On Monday 11 June, the consulting firm EY unveiled its 2018 attractiveness survey for France. It reveals that France ranks third in terms of foreign investment, behind the United Kingdom and Germany, and has thus made its return to the top three.

But above all, Lyon remains the most attractive French city outside of Paris in the eyes of international leaders. To the question “After Paris, what are the two most attractive regional cities? 57% of business leaders chose Lyon, compared to 54% last year. Bordeaux follows, with 23% of the votes. This result confirms Lyon as a strong entrepreneurial ecosystem.


A spectacular increase in investments made in France

The barometer reveals that France has seen a 31% increase in the number of foreign investment projects between 2016 and 2017. This represents 1019 investments in France, compared with 1124 in Germany and 1205 in the United Kingdom. The gap is narrowing!

The number of investment projects in the industry sector has increased from 111 in 2016 to 323 in 2017. The industry is thus the most attractive sector for foreign investors in France. In many cases (86%), however, these are medium-sized extensions, creating an average of 32 jobs versus 50 in the United Kingdom.

France is also seeing a return of decision-making centers, with 59 sites in 2017, compared to just 16 in 2016. It is just behind the United Kingdom in terms of  head offices.

Lastly, we observe a growth in the R&D centres (+ 53% compared to 2016), even though the competition remains strong in the AI and health sectors. It still ranks 3rd, however.

A favourable national (and international) context

France is benefitting from the Brexit effect, particularly in financial activities, and 81% of business executives say they are satisfied with the attractiveness of France, an opinion that was shared by only 73% in 2016. France has adapted in a context where new forms of investment are developing and where competition is stronger. It is raising a more international, open, and dominant profile, and thus attracts an increasing number of foreign investors. The difference is all the more striking considering 55% of business leaders surveyed say they are confident for the next three years, while only 27% shared this opinion in 2016.

There is still some ground to gain, however: labour costs remain a major obstacle, and for good reason: investments in 2017 created, on average, 25 jobs, compared with 42 on average across Europe. Taxation also remains a sensitive point, as well as  administrative formalities.

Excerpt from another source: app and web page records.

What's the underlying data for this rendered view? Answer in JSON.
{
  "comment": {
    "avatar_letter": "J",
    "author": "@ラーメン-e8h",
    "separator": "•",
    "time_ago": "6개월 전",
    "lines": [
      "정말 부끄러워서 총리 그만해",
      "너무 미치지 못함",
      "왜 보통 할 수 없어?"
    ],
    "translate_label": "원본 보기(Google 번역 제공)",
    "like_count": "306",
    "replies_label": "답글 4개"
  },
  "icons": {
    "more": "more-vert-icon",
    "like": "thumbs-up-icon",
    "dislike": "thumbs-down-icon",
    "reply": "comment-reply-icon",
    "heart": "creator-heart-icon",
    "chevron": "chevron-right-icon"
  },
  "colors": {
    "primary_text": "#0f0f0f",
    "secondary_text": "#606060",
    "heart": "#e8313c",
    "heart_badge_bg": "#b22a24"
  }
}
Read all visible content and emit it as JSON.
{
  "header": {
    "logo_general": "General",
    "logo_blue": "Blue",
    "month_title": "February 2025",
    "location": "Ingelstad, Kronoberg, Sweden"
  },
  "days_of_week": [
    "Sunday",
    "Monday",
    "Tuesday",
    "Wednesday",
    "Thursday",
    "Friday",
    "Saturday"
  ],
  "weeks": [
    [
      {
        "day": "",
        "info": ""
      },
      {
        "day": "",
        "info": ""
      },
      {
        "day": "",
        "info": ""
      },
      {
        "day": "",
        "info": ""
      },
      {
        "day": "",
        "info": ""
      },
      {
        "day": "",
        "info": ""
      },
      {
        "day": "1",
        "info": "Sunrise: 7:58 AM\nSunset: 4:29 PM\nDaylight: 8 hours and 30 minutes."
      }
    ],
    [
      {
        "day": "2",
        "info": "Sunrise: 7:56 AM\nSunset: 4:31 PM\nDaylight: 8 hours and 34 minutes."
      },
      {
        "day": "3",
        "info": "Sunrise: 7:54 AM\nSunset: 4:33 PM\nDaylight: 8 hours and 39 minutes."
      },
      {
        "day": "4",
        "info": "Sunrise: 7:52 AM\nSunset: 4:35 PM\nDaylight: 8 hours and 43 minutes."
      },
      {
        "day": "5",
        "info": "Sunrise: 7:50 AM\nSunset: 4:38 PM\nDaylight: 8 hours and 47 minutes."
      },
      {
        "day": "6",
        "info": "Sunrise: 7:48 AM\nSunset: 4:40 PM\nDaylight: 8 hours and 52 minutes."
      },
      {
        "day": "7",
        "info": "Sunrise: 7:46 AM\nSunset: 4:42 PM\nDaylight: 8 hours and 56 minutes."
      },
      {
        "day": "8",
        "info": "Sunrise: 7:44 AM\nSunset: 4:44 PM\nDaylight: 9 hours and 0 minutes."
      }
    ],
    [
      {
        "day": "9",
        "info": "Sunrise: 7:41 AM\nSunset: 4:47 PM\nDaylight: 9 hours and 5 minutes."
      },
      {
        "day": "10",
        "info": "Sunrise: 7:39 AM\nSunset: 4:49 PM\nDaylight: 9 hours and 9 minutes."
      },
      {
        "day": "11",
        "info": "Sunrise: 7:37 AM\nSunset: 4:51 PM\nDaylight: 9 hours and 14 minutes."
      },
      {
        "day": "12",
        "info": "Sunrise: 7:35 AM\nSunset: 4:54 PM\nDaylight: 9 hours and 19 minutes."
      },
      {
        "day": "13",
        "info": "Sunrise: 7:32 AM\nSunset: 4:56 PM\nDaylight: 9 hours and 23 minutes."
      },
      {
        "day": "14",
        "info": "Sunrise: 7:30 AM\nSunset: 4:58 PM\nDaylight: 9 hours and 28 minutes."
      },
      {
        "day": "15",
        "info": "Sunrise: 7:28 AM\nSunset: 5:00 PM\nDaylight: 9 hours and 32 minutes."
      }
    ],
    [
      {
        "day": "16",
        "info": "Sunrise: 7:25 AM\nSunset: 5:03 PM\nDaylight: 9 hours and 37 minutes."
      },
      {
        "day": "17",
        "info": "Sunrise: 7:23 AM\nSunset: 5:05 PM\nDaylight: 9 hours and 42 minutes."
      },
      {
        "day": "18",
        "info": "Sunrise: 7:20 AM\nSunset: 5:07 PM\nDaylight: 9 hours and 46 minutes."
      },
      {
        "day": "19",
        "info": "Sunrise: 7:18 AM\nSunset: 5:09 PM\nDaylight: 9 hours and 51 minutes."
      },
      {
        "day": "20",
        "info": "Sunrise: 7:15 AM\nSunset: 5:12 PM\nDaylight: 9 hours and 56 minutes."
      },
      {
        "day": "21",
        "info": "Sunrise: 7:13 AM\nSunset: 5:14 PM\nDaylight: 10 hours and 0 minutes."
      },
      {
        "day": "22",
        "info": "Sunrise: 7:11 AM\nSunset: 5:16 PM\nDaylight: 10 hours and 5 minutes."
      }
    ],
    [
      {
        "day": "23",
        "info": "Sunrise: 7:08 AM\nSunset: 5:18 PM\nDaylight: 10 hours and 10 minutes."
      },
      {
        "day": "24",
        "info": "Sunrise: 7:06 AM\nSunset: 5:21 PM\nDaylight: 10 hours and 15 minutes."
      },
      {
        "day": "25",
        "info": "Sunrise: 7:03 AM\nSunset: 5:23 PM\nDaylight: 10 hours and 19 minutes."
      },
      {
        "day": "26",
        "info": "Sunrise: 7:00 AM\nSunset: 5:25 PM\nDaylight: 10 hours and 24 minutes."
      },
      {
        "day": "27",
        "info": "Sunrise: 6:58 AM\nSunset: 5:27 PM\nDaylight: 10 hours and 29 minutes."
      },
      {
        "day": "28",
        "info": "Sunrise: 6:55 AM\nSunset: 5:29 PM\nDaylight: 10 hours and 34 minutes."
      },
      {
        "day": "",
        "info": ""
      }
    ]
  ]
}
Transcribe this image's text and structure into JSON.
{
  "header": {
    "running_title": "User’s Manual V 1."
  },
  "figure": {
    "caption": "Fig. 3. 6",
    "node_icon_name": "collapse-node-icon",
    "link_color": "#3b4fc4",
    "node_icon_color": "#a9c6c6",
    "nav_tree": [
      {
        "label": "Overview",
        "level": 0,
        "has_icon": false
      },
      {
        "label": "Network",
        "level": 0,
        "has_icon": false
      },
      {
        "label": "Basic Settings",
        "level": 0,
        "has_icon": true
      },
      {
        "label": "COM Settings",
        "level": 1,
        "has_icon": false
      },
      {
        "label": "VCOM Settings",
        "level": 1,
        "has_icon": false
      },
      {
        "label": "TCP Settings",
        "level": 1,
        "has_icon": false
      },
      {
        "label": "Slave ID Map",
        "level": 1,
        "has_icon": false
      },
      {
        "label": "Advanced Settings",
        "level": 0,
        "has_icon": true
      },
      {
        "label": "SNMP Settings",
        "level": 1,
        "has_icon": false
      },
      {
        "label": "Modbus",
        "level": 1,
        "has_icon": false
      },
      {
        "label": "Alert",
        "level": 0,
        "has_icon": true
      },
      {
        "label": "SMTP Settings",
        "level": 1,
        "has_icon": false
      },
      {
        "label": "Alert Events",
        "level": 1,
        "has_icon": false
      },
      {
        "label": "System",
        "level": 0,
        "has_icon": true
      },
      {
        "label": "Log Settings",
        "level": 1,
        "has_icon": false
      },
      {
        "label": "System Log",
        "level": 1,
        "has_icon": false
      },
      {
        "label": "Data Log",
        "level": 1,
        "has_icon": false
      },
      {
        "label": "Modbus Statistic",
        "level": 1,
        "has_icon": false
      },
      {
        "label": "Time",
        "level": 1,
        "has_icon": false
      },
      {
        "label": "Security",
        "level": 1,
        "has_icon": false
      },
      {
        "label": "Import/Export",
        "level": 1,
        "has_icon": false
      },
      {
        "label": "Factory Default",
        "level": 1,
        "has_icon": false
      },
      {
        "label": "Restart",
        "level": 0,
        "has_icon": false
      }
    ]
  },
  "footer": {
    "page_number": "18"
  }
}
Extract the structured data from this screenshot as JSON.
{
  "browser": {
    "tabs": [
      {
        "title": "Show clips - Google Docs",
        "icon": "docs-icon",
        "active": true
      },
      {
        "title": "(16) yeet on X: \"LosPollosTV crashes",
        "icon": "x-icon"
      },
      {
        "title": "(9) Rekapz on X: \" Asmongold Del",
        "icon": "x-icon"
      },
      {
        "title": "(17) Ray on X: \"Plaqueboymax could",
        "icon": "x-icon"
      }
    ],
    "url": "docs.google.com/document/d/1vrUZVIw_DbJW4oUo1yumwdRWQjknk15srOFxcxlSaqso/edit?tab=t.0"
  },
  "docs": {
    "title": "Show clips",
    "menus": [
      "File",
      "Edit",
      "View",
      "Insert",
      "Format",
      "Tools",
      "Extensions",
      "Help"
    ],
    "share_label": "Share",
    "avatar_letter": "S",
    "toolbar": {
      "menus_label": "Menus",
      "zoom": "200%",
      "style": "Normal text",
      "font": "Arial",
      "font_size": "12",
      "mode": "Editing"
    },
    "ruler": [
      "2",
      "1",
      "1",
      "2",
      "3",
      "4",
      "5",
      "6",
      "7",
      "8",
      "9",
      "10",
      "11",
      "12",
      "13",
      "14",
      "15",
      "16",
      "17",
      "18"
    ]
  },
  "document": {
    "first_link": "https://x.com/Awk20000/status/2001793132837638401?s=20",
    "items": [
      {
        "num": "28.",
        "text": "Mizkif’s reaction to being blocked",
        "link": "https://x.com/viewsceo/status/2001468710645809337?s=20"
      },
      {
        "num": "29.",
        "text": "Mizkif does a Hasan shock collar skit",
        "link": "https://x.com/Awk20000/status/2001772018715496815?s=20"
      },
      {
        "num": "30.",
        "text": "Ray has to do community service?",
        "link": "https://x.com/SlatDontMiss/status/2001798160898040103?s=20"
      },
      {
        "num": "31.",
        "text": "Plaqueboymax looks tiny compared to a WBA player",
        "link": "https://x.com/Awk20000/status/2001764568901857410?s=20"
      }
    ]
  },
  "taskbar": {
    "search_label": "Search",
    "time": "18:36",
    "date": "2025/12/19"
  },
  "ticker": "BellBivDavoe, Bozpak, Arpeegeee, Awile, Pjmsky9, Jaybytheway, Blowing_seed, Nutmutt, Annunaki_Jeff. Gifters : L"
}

France has nevertheless made spectacular progress in just one year.